The pattern was set early in the first week of the Trump Administration: bring in a group of industry executives, praise their efforts to add to the US economy, warn them to do more to generate jobs within US borders, and send them on their way. The treatment has been performed for auto executives, high-tech industries and on Jan. 31, the biopharma industry got its turn. Present were top execs from Merck, J&J, Eli Lilly, Celgene, Amgen and (oddly, since its HQ is in Switzerland) Novartis, as well as Steve Ubl, CEO of PhRMA.
Despite President Trump’s call to action (“I want you to manufacture in the United States,” he said, according to press reports), employment in biopharma has not been a hot-button issue for the industry for several years; jobs have been growing at a roughly 5% annual clip since the Great Recession. PhRMA has published studies that the industry employed 854,000 in 2014 (making some generous assumptions about R&D employment, among other things), and PhRMA’s Ubl said that if Trump’s “stronger” trade agreements, reformed tax code and pruning of “outdated” regulations were carried out, the industry could create up to 350,000 jobs in the next 10 years.

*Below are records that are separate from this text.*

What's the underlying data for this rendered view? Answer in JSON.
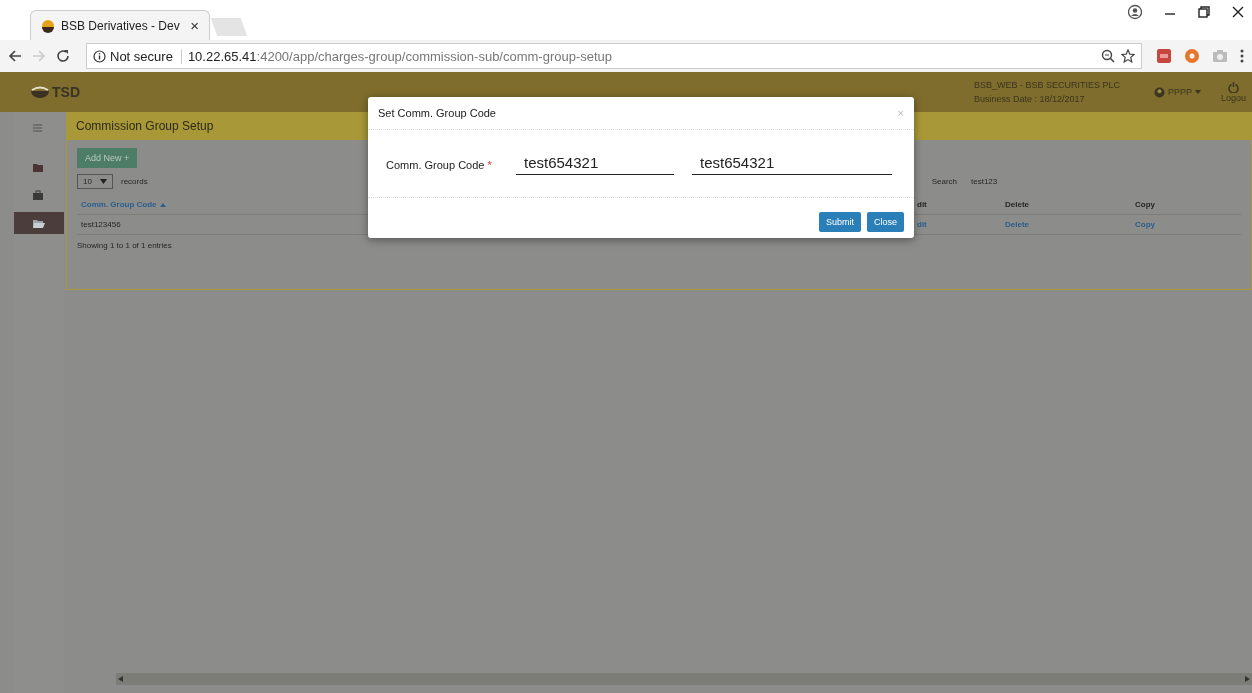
{
  "browser": {
    "tab": {
      "title": "BSB Derivatives - Dev",
      "close": "×"
    },
    "security": "Not secure",
    "url": {
      "host": "10.22.65.41",
      "path": ":4200/app/charges-group/commission-sub/comm-group-setup"
    }
  },
  "header": {
    "logo": "TSD",
    "company": "BSB_WEB - BSB SECURITIES PLC",
    "business_date": "Business Date : 18/12/2017",
    "user": "PPPP",
    "logout": "Logou"
  },
  "sidebar": {
    "items": [
      {
        "kind": "menu",
        "selected": false
      },
      {
        "kind": "folder",
        "selected": false
      },
      {
        "kind": "briefcase",
        "selected": false
      },
      {
        "kind": "folder-open",
        "selected": true
      }
    ]
  },
  "panel": {
    "title": "Commission Group Setup",
    "add_button": "Add New +",
    "page_size": "10",
    "records_label": "records",
    "search": {
      "label": "Search",
      "value": "test123"
    },
    "table": {
      "columns": [
        {
          "label": "Comm. Group Code",
          "sorted": true
        },
        {
          "label": "dit",
          "sorted": false
        },
        {
          "label": "Delete",
          "sorted": false
        },
        {
          "label": "Copy",
          "sorted": false
        }
      ],
      "rows": [
        {
          "cells": [
            {
              "kind": "text",
              "text": "test123456"
            },
            {
              "kind": "link",
              "text": "dit"
            },
            {
              "kind": "link",
              "text": "Delete"
            },
            {
              "kind": "link",
              "text": "Copy"
            }
          ]
        }
      ]
    },
    "info": "Showing 1 to 1 of 1 entries"
  },
  "modal": {
    "title": "Set Comm. Group Code",
    "close": "×",
    "field_label": "Comm. Group Code",
    "required_mark": "*",
    "inputs": [
      "test654321",
      "test654321"
    ],
    "buttons": [
      {
        "label": "Submit"
      },
      {
        "label": "Close"
      }
    ]
  }
}
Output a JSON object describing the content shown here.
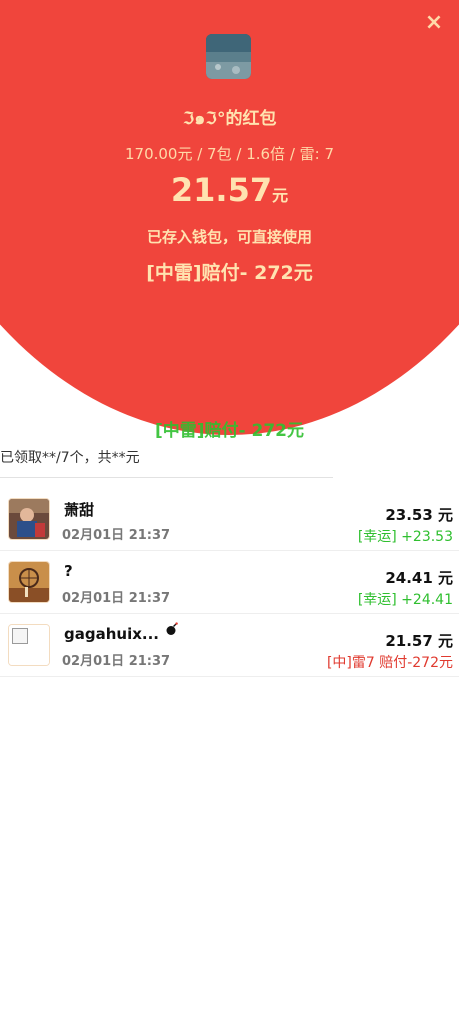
{
  "header": {
    "close_icon": "×",
    "sender_name": "ℑ๑ℑ°的红包",
    "packet_info": "170.00元 / 7包 / 1.6倍 / 雷: 7",
    "amount_value": "21.57",
    "amount_unit": "元",
    "wallet_note": "已存入钱包，可直接使用",
    "thunder_note": "[中雷]赔付- 272元",
    "thunder_echo": "[中雷]赔付- 272元",
    "bg_color": "#f0453c",
    "text_color": "#ffe3b0"
  },
  "summary": "已领取**/7个，共**元",
  "recipients": [
    {
      "name": "萧甜",
      "time": "02月01日  21:37",
      "amount": "23.53 元",
      "tag": "[幸运]  +23.53",
      "tag_type": "lucky",
      "avatar": "photo-avatar"
    },
    {
      "name": "?",
      "time": "02月01日  21:37",
      "amount": "24.41 元",
      "tag": "[幸运]  +24.41",
      "tag_type": "lucky",
      "avatar": "photo-avatar"
    },
    {
      "name": "gagahuix...",
      "time": "02月01日  21:37",
      "amount": "21.57 元",
      "tag": "[中]雷7 赔付-272元",
      "tag_type": "hit",
      "avatar": "broken-image",
      "badge_icon": "bomb-icon"
    }
  ],
  "colors": {
    "lucky": "#2fbf2f",
    "hit": "#e03a2f"
  }
}
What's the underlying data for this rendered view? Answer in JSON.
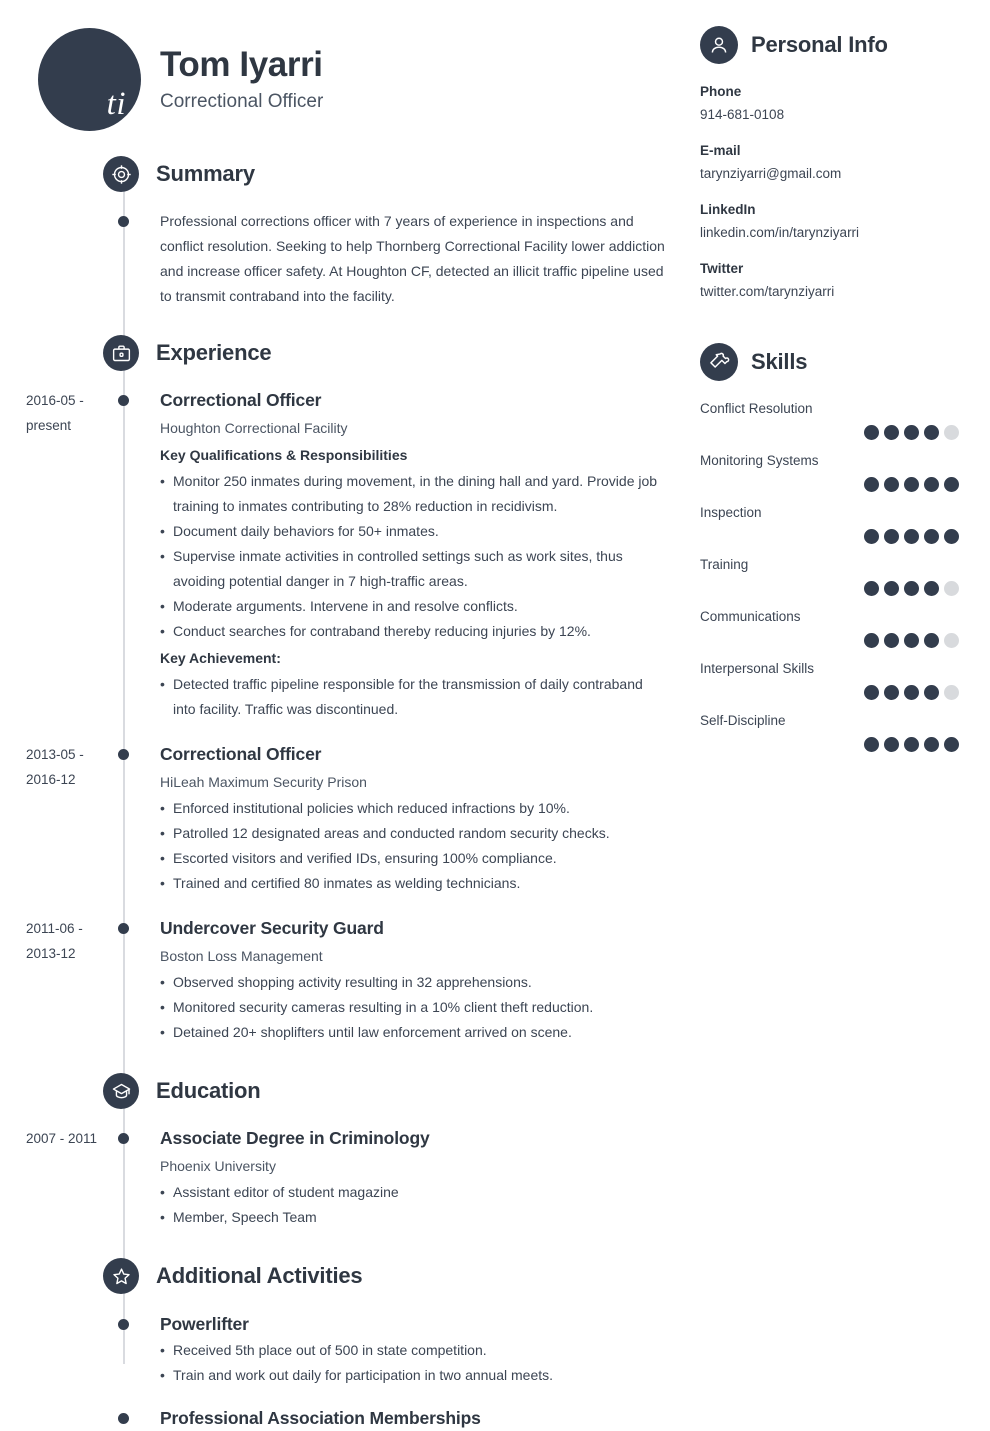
{
  "theme": {
    "accent_dark": "#333d4d",
    "text": "#3c4553",
    "heading": "#2f3742",
    "rail": "#d9dbe0",
    "dot_off": "#d8dadd"
  },
  "header": {
    "initials": "ti",
    "name": "Tom Iyarri",
    "job_title": "Correctional Officer"
  },
  "summary": {
    "icon": "target-icon",
    "title": "Summary",
    "text": "Professional corrections officer with 7 years of experience in inspections and conflict resolution. Seeking to help Thornberg Correctional Facility lower addiction and increase officer safety. At Houghton CF, detected an illicit traffic pipeline used to transmit contraband into the facility."
  },
  "experience": {
    "icon": "briefcase-icon",
    "title": "Experience",
    "entries": [
      {
        "date": "2016-05 - present",
        "title": "Correctional Officer",
        "org": "Houghton Correctional Facility",
        "sub1": "Key Qualifications & Responsibilities",
        "bullets1": [
          "Monitor 250 inmates during movement, in the dining hall and yard. Provide job training to inmates contributing to 28% reduction in recidivism.",
          "Document daily behaviors for 50+ inmates.",
          "Supervise inmate activities in controlled settings such as work sites, thus avoiding potential danger in 7 high-traffic areas.",
          "Moderate arguments. Intervene in and resolve conflicts.",
          "Conduct searches for contraband thereby reducing injuries by 12%."
        ],
        "sub2": "Key Achievement:",
        "bullets2": [
          "Detected traffic pipeline responsible for the transmission of daily contraband into facility. Traffic was discontinued."
        ]
      },
      {
        "date": "2013-05 - 2016-12",
        "title": "Correctional Officer",
        "org": "HiLeah Maximum Security Prison",
        "bullets1": [
          "Enforced institutional policies which reduced infractions by 10%.",
          "Patrolled 12 designated areas and conducted random security checks.",
          "Escorted visitors and verified IDs, ensuring 100% compliance.",
          "Trained and certified 80 inmates as welding technicians."
        ]
      },
      {
        "date": "2011-06 - 2013-12",
        "title": "Undercover Security Guard",
        "org": "Boston Loss Management",
        "bullets1": [
          "Observed shopping activity resulting in 32 apprehensions.",
          "Monitored security cameras resulting in a 10% client theft reduction.",
          "Detained 20+ shoplifters until law enforcement arrived on scene."
        ]
      }
    ]
  },
  "education": {
    "icon": "graduation-cap-icon",
    "title": "Education",
    "entries": [
      {
        "date": "2007 - 2011",
        "title": "Associate Degree in Criminology",
        "org": "Phoenix University",
        "bullets1": [
          "Assistant editor of student magazine",
          "Member, Speech Team"
        ]
      }
    ]
  },
  "additional_activities": {
    "icon": "star-icon",
    "title": "Additional Activities",
    "entries": [
      {
        "title": "Powerlifter",
        "bullets1": [
          "Received 5th place out of 500 in state competition.",
          "Train and work out daily for participation in two annual meets."
        ]
      },
      {
        "title": "Professional Association Memberships",
        "bullets1": []
      }
    ]
  },
  "personal_info": {
    "icon": "person-icon",
    "title": "Personal Info",
    "items": [
      {
        "label": "Phone",
        "value": "914-681-0108"
      },
      {
        "label": "E-mail",
        "value": "tarynziyarri@gmail.com"
      },
      {
        "label": "LinkedIn",
        "value": "linkedin.com/in/tarynziyarri"
      },
      {
        "label": "Twitter",
        "value": "twitter.com/tarynziyarri"
      }
    ]
  },
  "skills": {
    "icon": "puzzle-piece-icon",
    "title": "Skills",
    "max_rating": 5,
    "items": [
      {
        "name": "Conflict Resolution",
        "rating": 4
      },
      {
        "name": "Monitoring Systems",
        "rating": 5
      },
      {
        "name": "Inspection",
        "rating": 5
      },
      {
        "name": "Training",
        "rating": 4
      },
      {
        "name": "Communications",
        "rating": 4
      },
      {
        "name": "Interpersonal Skills",
        "rating": 4
      },
      {
        "name": "Self-Discipline",
        "rating": 5
      }
    ]
  }
}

On the flip side, President Trump also made statements about doing something about “astronomical” drug prices, but other than garbling Medicare’s role in drug pricing (a claim of “price fixing” under Medicare had to be walked back by a spokesperson), no actual approach was proposed. Little was mentioned about the pharma industry’s support of the Affordable Care Act in its early days—or the criticism the industry received for (in the view of some at the time) supporting increased healthcare spending which would increase pharmaceutical sales.